Robison stands by comments on pass rush

EDEN PRAIRIE, Minn. -- The day after he criticized the Minnesota Vikings' defensive strategy on the final drive of a 27-23 loss to the Dallas Cowboys, defensive end Brian Robison stood by his comments, saying "I don't think I said anything out of line" when he vented about the team's decision to pull back its pass rush on the Cowboys' 90-yard march. Both Robison and defensive tackle Kevin Williams were critical of the approach on Sunday, and coach Leslie Frazier didn't exactly admonish either player for speaking his mind on Monday.

"You know, I respect their opinions and I know how competitive they are and how much they want to win," Frazier said Monday. "I like for them to talk to their coaches myself about whatever concerns they may have and try to get those worked out. But I do understand their frustration and I respect their opinions."

Both Robison and Williams were upset with the Vikings' decision to rush Cowboys quarterback Tony Romo with just three defenders after the Vikings had sacked him three times and pressured him on 36 percent of his dropbacks before the final drive, according to ESPN Stats & Information. Romo went 7-of-9 for 90 yards and a score on the final drive, completing six of his seven passes for 56 yards when he faced four or fewer pass-rushers. It's worth noting, though, that the Vikings rushed five defenders on the biggest play of the drive -- Romo's 32-yard completion to Dez Bryant -- though the receiver got free after safety Andrew Sendejo tried to jump Bryant's route and safety Mistral Raymond missed a tackle.

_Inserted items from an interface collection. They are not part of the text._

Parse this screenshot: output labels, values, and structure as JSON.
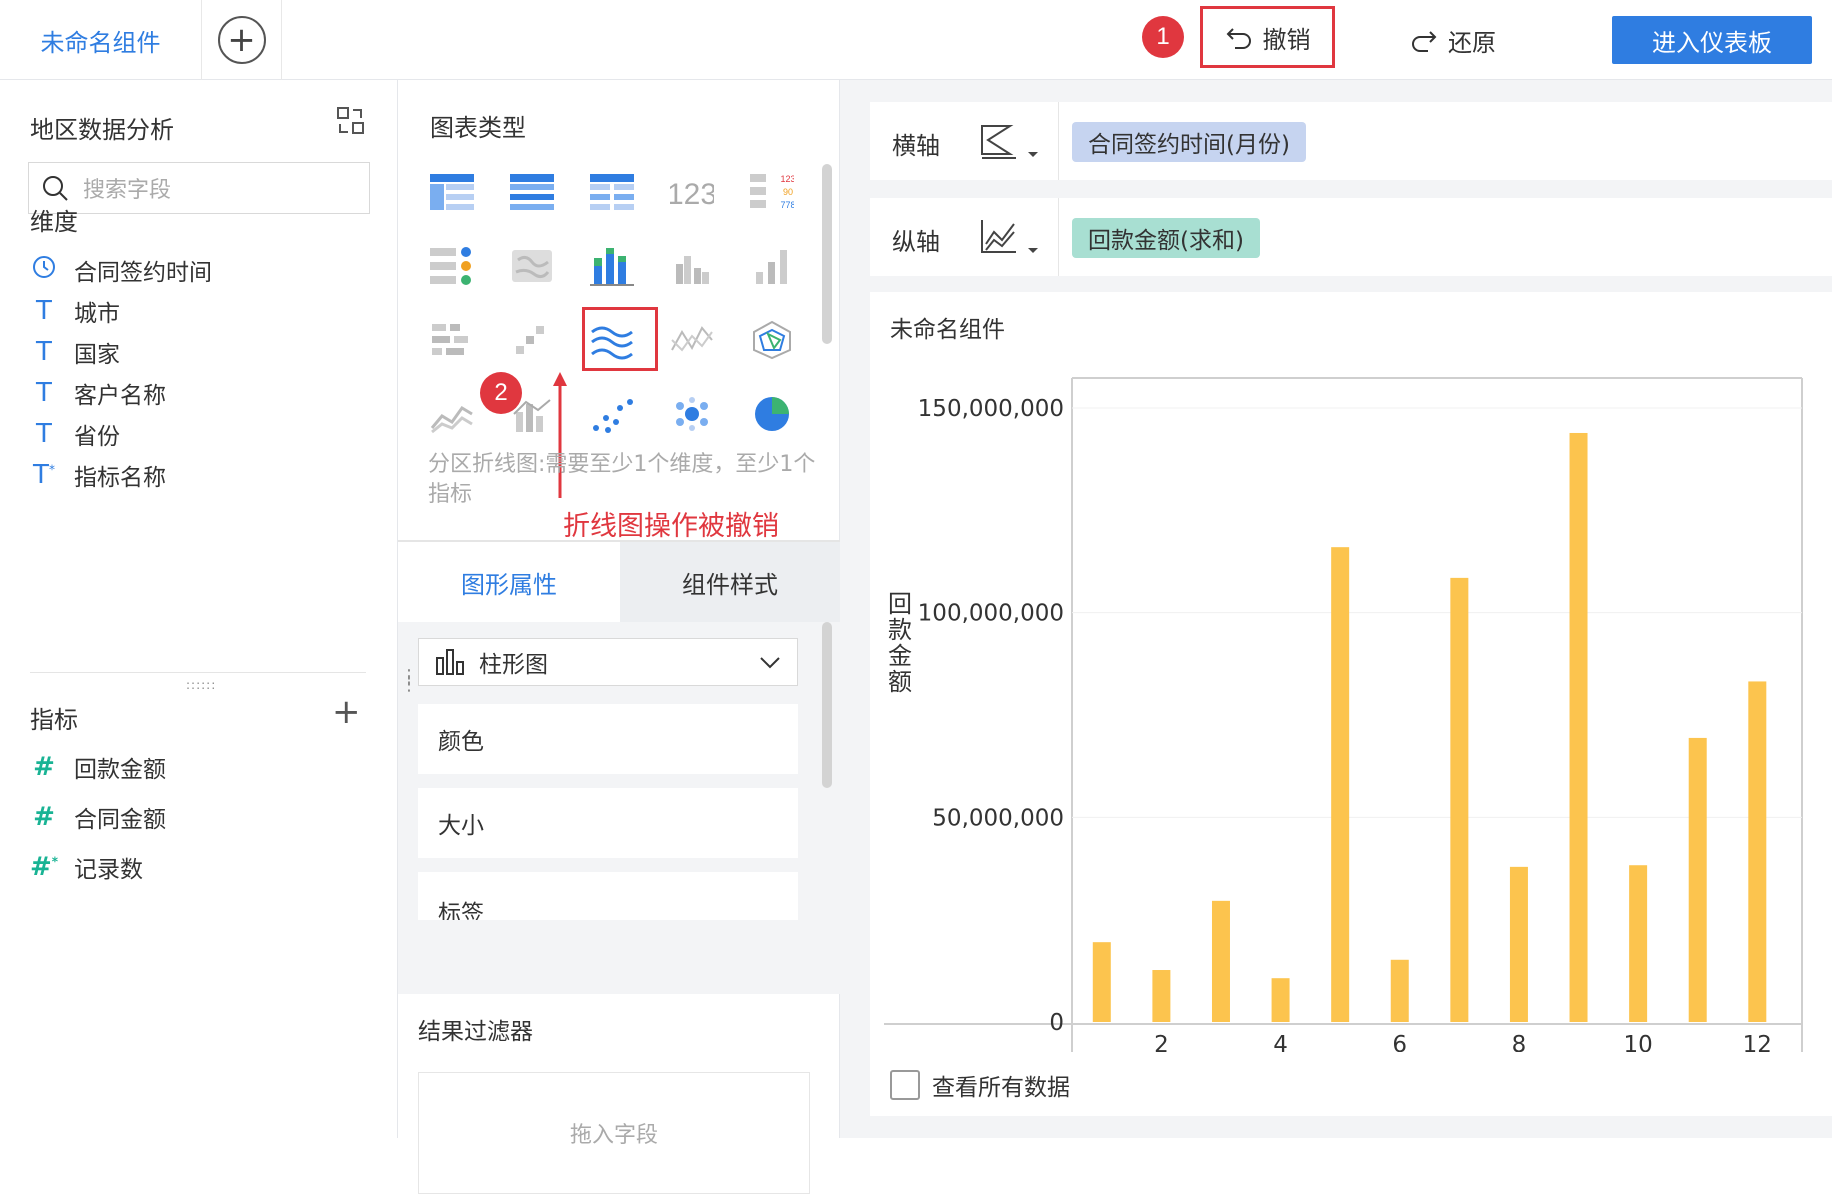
{
  "topbar": {
    "tab_active": "未命名组件",
    "undo": "撤销",
    "redo": "还原",
    "enter_dashboard": "进入仪表板",
    "badge_1": "1"
  },
  "left": {
    "title": "地区数据分析",
    "search_placeholder": "搜索字段",
    "dimensions_label": "维度",
    "dimensions": [
      "合同签约时间",
      "城市",
      "国家",
      "客户名称",
      "省份",
      "指标名称"
    ],
    "metrics_label": "指标",
    "metrics": [
      "回款金额",
      "合同金额",
      "记录数"
    ]
  },
  "middle": {
    "chart_types_label": "图表类型",
    "hint": "分区折线图:需要至少1个维度，至少1个指标",
    "note": "折线图操作被撤销",
    "badge_2": "2",
    "tab_graph_props": "图形属性",
    "tab_component_style": "组件样式",
    "chart_select": "柱形图",
    "props": [
      "颜色",
      "大小",
      "标签"
    ],
    "filter_title": "结果过滤器",
    "drop_hint": "拖入字段"
  },
  "right": {
    "x_axis_label": "横轴",
    "y_axis_label": "纵轴",
    "x_field": "合同签约时间(月份)",
    "y_field": "回款金额(求和)",
    "chart_title": "未命名组件",
    "view_all": "查看所有数据"
  },
  "colors": {
    "accent": "#2f7de1",
    "danger": "#e0373f",
    "bar": "#fcc44e",
    "x_pill": "#c6d4f0",
    "y_pill": "#a8dfd2"
  },
  "chart_data": {
    "type": "bar",
    "x": [
      1,
      2,
      3,
      4,
      5,
      6,
      7,
      8,
      9,
      10,
      11,
      12
    ],
    "x_ticks": [
      2,
      4,
      6,
      8,
      10,
      12
    ],
    "values": [
      19500000,
      12700000,
      29600000,
      10700000,
      116000000,
      15200000,
      108500000,
      37900000,
      143900000,
      38300000,
      69400000,
      83200000
    ],
    "y_ticks": [
      "0",
      "50,000,000",
      "100,000,000",
      "150,000,000"
    ],
    "ylim": [
      0,
      150000000
    ],
    "xlabel": "合同签约时间",
    "ylabel": "回款金额"
  }
}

"That one we could have done something a little bit different," Frazier said. "We called a pressure. They blocked the pressure. They had some tells from an offensive standpoint that could have helped us there. That’s the one play that we might have done something a little different.”

All told, the Vikings dropped a defensive tackle into coverage on four of the final nine plays, which was more often than they brought any other kind of rush on the final drive. They rushed four linemen three times -- including on the game-winning touchdown -- and brought extra pressure twice, sending six defenders on Romo's incompletion to Terrance Williams and five on the completion to Bryant.

They only pressured Romo once on the drive, nearly reaching him with their six-man pressure. That fact might have helped Frazier make his point when he met with players on Monday afternoon that the call is only half of the equation.

"[It's] just being able to point out some of the things why it has to be reciprocal," Frazier said. "Not only what [offensive coordinator] Bill [Musgrave] or [defensive coordinator] Alan [Williams] calls but also our execution and making sure that we’re in sync with how to get that done. I think some of the things we’ll go through this afternoon will help us if we’re in those situations again to be much better."